[DATA IN THIS EXERCISE]
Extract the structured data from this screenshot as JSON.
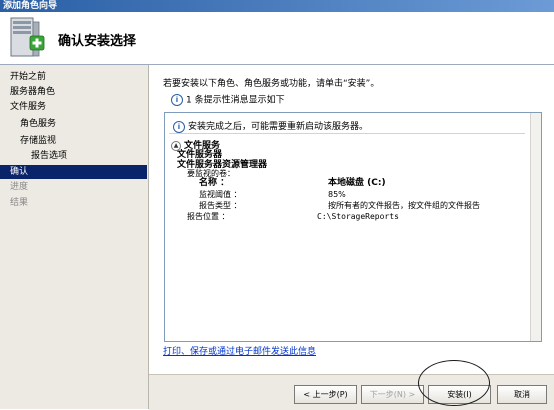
{
  "window": {
    "title": "添加角色向导"
  },
  "header": {
    "title": "确认安装选择"
  },
  "sidebar": {
    "items": [
      {
        "label": "开始之前",
        "state": "normal"
      },
      {
        "label": "服务器角色",
        "state": "normal"
      },
      {
        "label": "文件服务",
        "state": "normal"
      },
      {
        "label": "角色服务",
        "state": "normal"
      },
      {
        "label": "存储监视",
        "state": "normal"
      },
      {
        "label": "报告选项",
        "state": "normal"
      },
      {
        "label": "确认",
        "state": "selected"
      },
      {
        "label": "进度",
        "state": "inactive"
      },
      {
        "label": "结果",
        "state": "inactive"
      }
    ]
  },
  "main": {
    "intro": "若要安装以下角色、角色服务或功能，请单击“安装”。",
    "info_message": "1 条提示性消息显示如下",
    "panel": {
      "note": "安装完成之后，可能需要重新启动该服务器。",
      "section_title": "文件服务",
      "service_1": "文件服务器",
      "service_2": "文件服务器资源管理器",
      "monitored_volumes_label": "要监视的卷：",
      "name_label": "名称 ：",
      "name_value": "本地磁盘 (C:)",
      "threshold_label": "监视阈值 ：",
      "threshold_value": "85%",
      "report_type_label": "报告类型 ：",
      "report_type_value": "按所有者的文件报告，按文件组的文件报告",
      "report_location_label": "报告位置 ：",
      "report_location_value": "C:\\StorageReports"
    },
    "link": "打印、保存或通过电子邮件发送此信息"
  },
  "footer": {
    "back": "< 上一步(P)",
    "next": "下一步(N) >",
    "install": "安装(I)",
    "cancel": "取消"
  },
  "colors": {
    "title_bar": "#2a5fa5",
    "sidebar_bg": "#eceae3",
    "selected_bg": "#0a246a",
    "link": "#0033cc"
  }
}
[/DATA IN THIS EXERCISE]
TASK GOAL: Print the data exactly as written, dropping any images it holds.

OUTPUT FOR THIS TASK:
Extract the structured data from this screenshot as JSON.
{
  "window": {
    "title": "添加角色向导"
  },
  "header": {
    "title": "确认安装选择"
  },
  "sidebar": {
    "items": [
      {
        "label": "开始之前",
        "state": "normal"
      },
      {
        "label": "服务器角色",
        "state": "normal"
      },
      {
        "label": "文件服务",
        "state": "normal"
      },
      {
        "label": "角色服务",
        "state": "normal"
      },
      {
        "label": "存储监视",
        "state": "normal"
      },
      {
        "label": "报告选项",
        "state": "normal"
      },
      {
        "label": "确认",
        "state": "selected"
      },
      {
        "label": "进度",
        "state": "inactive"
      },
      {
        "label": "结果",
        "state": "inactive"
      }
    ]
  },
  "main": {
    "intro": "若要安装以下角色、角色服务或功能，请单击“安装”。",
    "info_message": "1 条提示性消息显示如下",
    "panel": {
      "note": "安装完成之后，可能需要重新启动该服务器。",
      "section_title": "文件服务",
      "service_1": "文件服务器",
      "service_2": "文件服务器资源管理器",
      "monitored_volumes_label": "要监视的卷：",
      "name_label": "名称 ：",
      "name_value": "本地磁盘 (C:)",
      "threshold_label": "监视阈值 ：",
      "threshold_value": "85%",
      "report_type_label": "报告类型 ：",
      "report_type_value": "按所有者的文件报告，按文件组的文件报告",
      "report_location_label": "报告位置 ：",
      "report_location_value": "C:\\StorageReports"
    },
    "link": "打印、保存或通过电子邮件发送此信息"
  },
  "footer": {
    "back": "< 上一步(P)",
    "next": "下一步(N) >",
    "install": "安装(I)",
    "cancel": "取消"
  },
  "colors": {
    "title_bar": "#2a5fa5",
    "sidebar_bg": "#eceae3",
    "selected_bg": "#0a246a",
    "link": "#0033cc"
  }
}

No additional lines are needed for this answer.